What has happened to my people? One of America’s most prominent Jewish groups – they embrace settlements, racism inside Israel and Palestine, no criticism of Zionism and never-ending occupation – brazenly invites former Murdoch favourite hack, Glenn Beck, to rally the troops and talk about preparing for the apocalypse.
The Zionist Organization of America’s annual dinner is a place where conventional thinking about the liberal proclivities of American Jews goes to die. But never quite like Sunday night — when Tea Party darling and Republican presidential hopeful Michele Bachman served as the opening act and Glenn Beck was swarmed like a rock star.
Beck, who was on hand to receive the ZOA’s Defender of Israel Award, made his way into the VIP reception at the Grand Hyatt Hotel in Manhattan shortly after 5 p.m. and almost instantly was beset by a crush of admirers. He found himself wedged into a corner as a crowd of well-wishers surged forward to have their photographs taken with him. Bachmann and her fellow Republican congresswoman, Florida’s Ileana Ros-Lehtinen, were there, too — but it was clear who the star was.
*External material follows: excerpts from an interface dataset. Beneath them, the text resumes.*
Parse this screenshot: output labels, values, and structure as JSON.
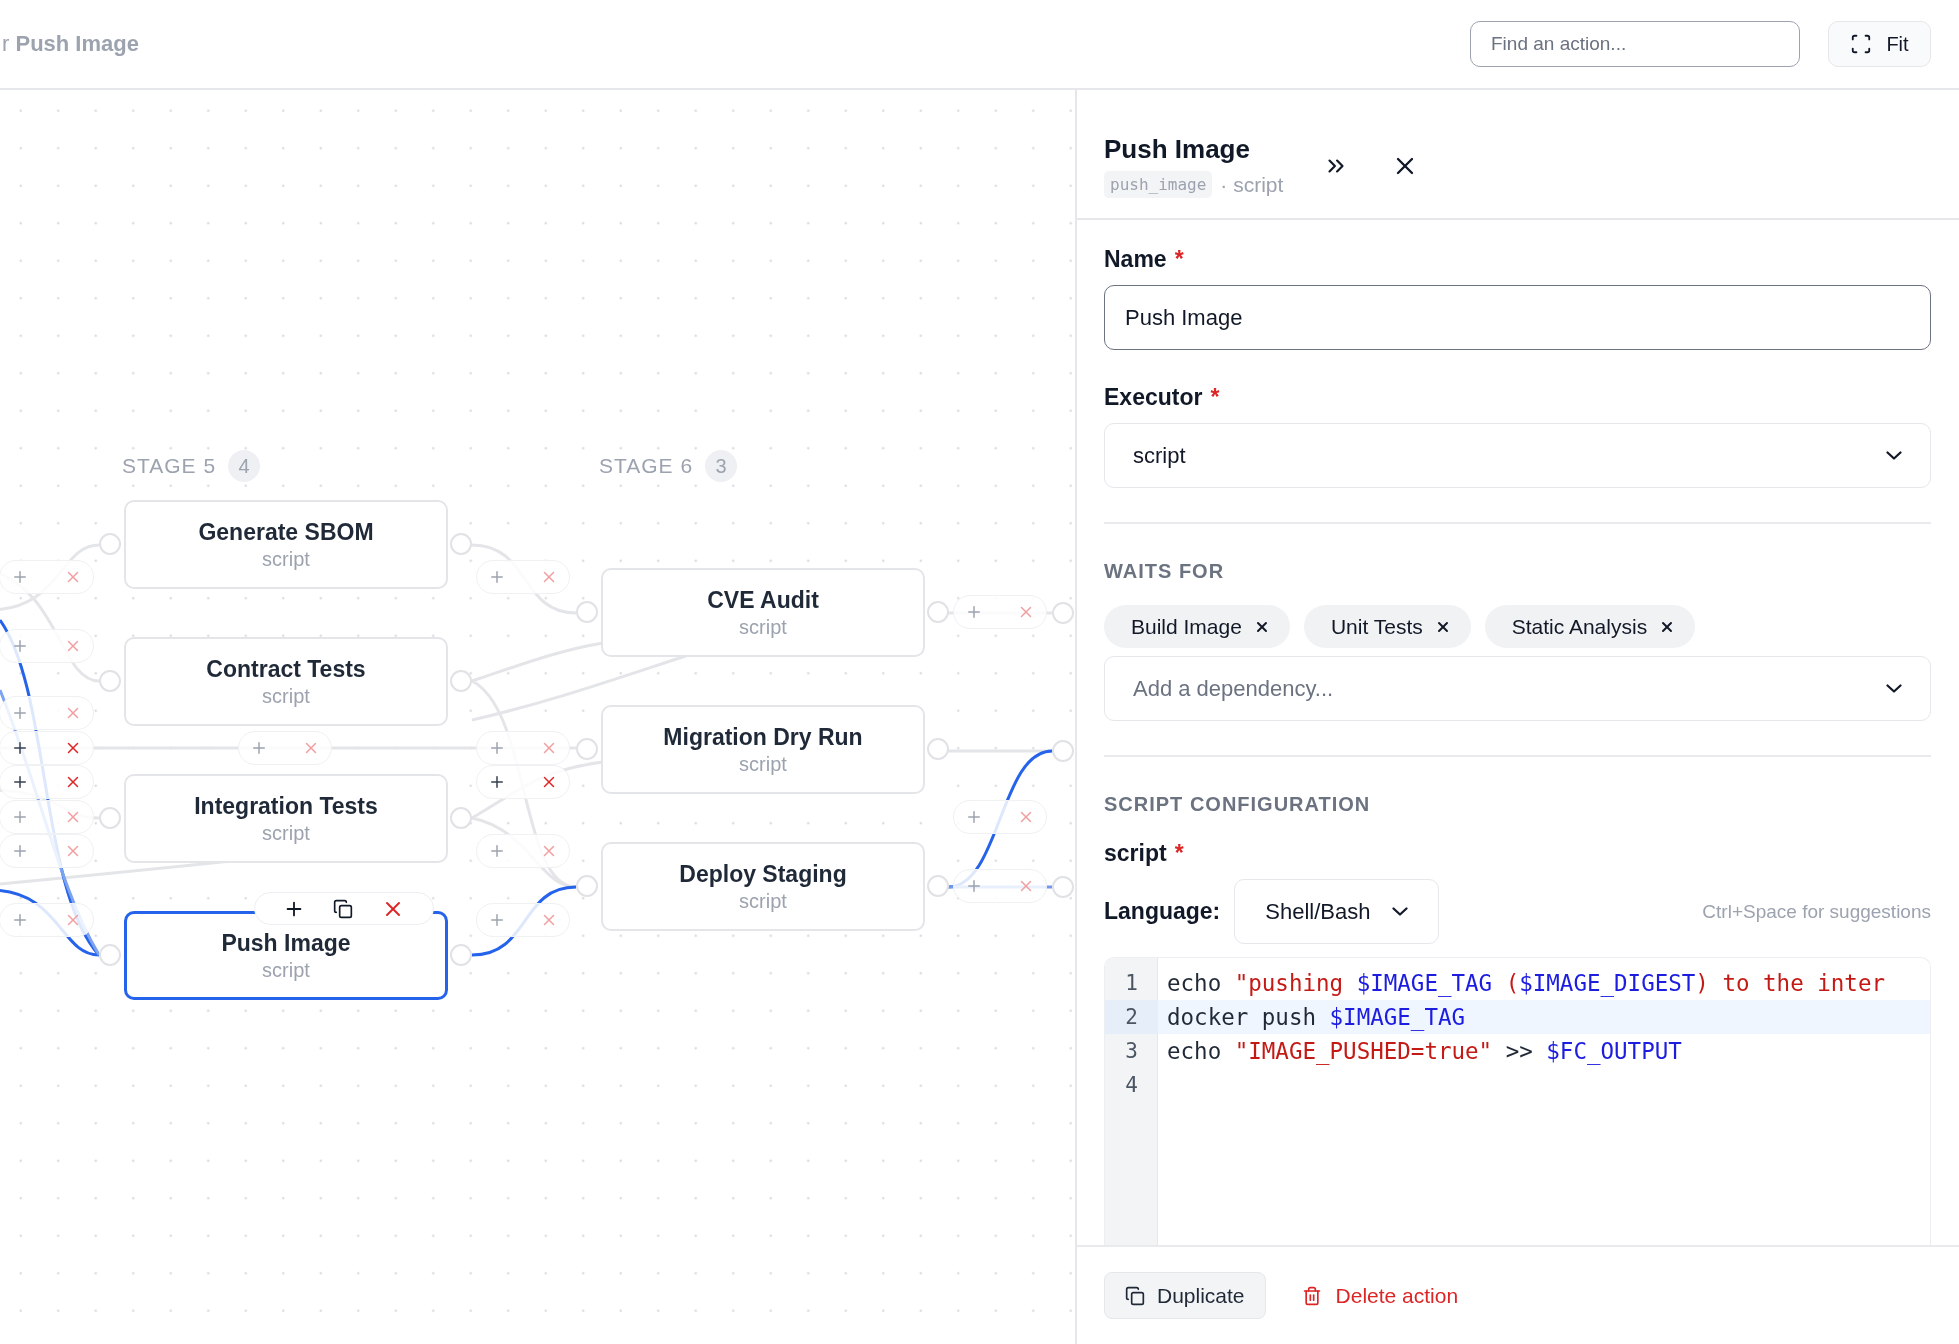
{
  "header": {
    "breadcrumb": "r **Push Image**",
    "search": {
      "placeholder": "Find an action..."
    },
    "fit_button": "Fit"
  },
  "canvas": {
    "stages": [
      {
        "label": "STAGE 5",
        "count": "4",
        "actions": [
          {
            "name": "Generate SBOM",
            "executor": "script",
            "selected": false
          },
          {
            "name": "Contract Tests",
            "executor": "script",
            "selected": false
          },
          {
            "name": "Integration Tests",
            "executor": "script",
            "selected": false
          },
          {
            "name": "Push Image",
            "executor": "script",
            "selected": true
          }
        ]
      },
      {
        "label": "STAGE 6",
        "count": "3",
        "actions": [
          {
            "name": "CVE Audit",
            "executor": "script",
            "selected": false
          },
          {
            "name": "Migration Dry Run",
            "executor": "script",
            "selected": false
          },
          {
            "name": "Deploy Staging",
            "executor": "script",
            "selected": false
          }
        ]
      }
    ],
    "edge_controls": [
      {
        "emphasized": false
      },
      {
        "emphasized": false
      },
      {
        "emphasized": false
      },
      {
        "emphasized": true
      },
      {
        "emphasized": true
      },
      {
        "emphasized": false
      },
      {
        "emphasized": false
      },
      {
        "emphasized": false
      },
      {
        "emphasized": false
      },
      {
        "emphasized": false
      },
      {
        "emphasized": true
      },
      {
        "emphasized": false
      },
      {
        "emphasized": false
      },
      {
        "emphasized": false
      },
      {
        "emphasized": false
      },
      {
        "emphasized": false
      },
      {
        "emphasized": false
      }
    ]
  },
  "panel": {
    "title": "Push Image",
    "id": "push_image",
    "executor_note": "· script",
    "fields": [
      {
        "kind": "text",
        "label": "Name",
        "required_marker": "*",
        "value": "Push Image"
      },
      {
        "kind": "select",
        "label": "Executor",
        "required_marker": "*",
        "value": "script"
      }
    ],
    "waits_for": {
      "heading": "WAITS FOR",
      "chips": [
        "Build Image",
        "Unit Tests",
        "Static Analysis"
      ],
      "placeholder": "Add a dependency..."
    },
    "script_config": {
      "heading": "SCRIPT CONFIGURATION",
      "field_label": "script",
      "required_marker": "*",
      "language_label": "Language:",
      "language": "Shell/Bash",
      "hint": "Ctrl+Space for suggestions",
      "lines": [
        {
          "number": "1",
          "highlighted": false,
          "tokens": [
            {
              "kind": "plain",
              "text": "echo "
            },
            {
              "kind": "string",
              "text": "\"pushing "
            },
            {
              "kind": "variable",
              "text": "$IMAGE_TAG"
            },
            {
              "kind": "string",
              "text": " ("
            },
            {
              "kind": "variable",
              "text": "$IMAGE_DIGEST"
            },
            {
              "kind": "string",
              "text": ") to the inter"
            }
          ]
        },
        {
          "number": "2",
          "highlighted": true,
          "tokens": [
            {
              "kind": "plain",
              "text": "docker push "
            },
            {
              "kind": "variable",
              "text": "$IMAGE_TAG"
            }
          ]
        },
        {
          "number": "3",
          "highlighted": false,
          "tokens": [
            {
              "kind": "plain",
              "text": "echo "
            },
            {
              "kind": "string",
              "text": "\"IMAGE_PUSHED=true\""
            },
            {
              "kind": "plain",
              "text": " >> "
            },
            {
              "kind": "variable",
              "text": "$FC_OUTPUT"
            }
          ]
        },
        {
          "number": "4",
          "highlighted": false
        }
      ]
    },
    "footer": {
      "duplicate": "Duplicate",
      "delete": "Delete action"
    }
  }
}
“Love, love, love, love, love,” Ros-Lehtinen said, extending her hand to Beck, who responded by clasping hers in both of his. All around her, an expanding mass of people pressed in closer, seemingly eager to express the same sentiment.
“I need everyone to back up please,” a photographer practically yelled as he tried to create a cordon around the VIPs to set up his shot. But despite help from Beck’s two bodyguards, an assistant, and assorted publicists and ZOA personnel, the crowd kept pushing ahead.
Crowd control proved to be a recurring problem at the dinner. After the appetizer was served, seemingly half the room converged on Beck and his wife, Tania, tying up the traffic flow in the center of the ballroom and rendering the area impassable. A succession of ZOA officials implored the crowd to sit down so servers could get dinner on the table, but with little effect.
Grabbing the microphone, ZOA President Morton Klein, raised his voice — the first of several times he would do that over the course of the evening — and commanded those standing around to “sit down — NOW!”
“Glenn Beck got in touch with me, thanked me for writing this because no one else in the organized Jewish world was defending him, and he asked if we could get together,” Klein told JTA. “We got together, I asked him if he’d be our honoree, he began to almost cry. Tears welled up in his eyes.”
Asked about the discomfort some feel with Beck’s repeated use of Holocaust analogies, Klein, a child of survivors who was born in a German displaced persons camp, claimed ignorance, saying he didn’t watch Beck’s show often enough to have an opinion.
“I just don’t know,” he said.
That Beck, an unabashed crier, became misty at Klein’s offer is eminently believable. Beck appeared to choke back tears at least four times during his hourlong speech — and that was during his less emotional moments.
When he wasn’t battling the urge to cry, he was issuing a battle cry. With arms flailing wildly and face turning the color of the red caviar served in the VIP room, Beck portrayed the challenges facing Israel and the Jewish people in apocalyptic terms — as the ultimate showdown between good and evil. Beck was the only speaker at the dinner whose voice reached a pitch more feverish than Klein’s.
Beck said he came to the ZOA as a brother. “It’s personal,” he said repeatedly.
And clearly he has not been chastened by the urgings of some Jewish groups to tread lightly with the Holocaust analogies. Again and again he invoked them, saying the world stood on a precipice like the one it faced in 1939 — only this time it’s worse, as not only is the world ignoring rising evil, he said, it is actively helping it along.
“America is not a collective,” Beck thundered. “America is built on the individual. I am a man and I demand to be counted so others are not numbered again.”
The crowd went wild.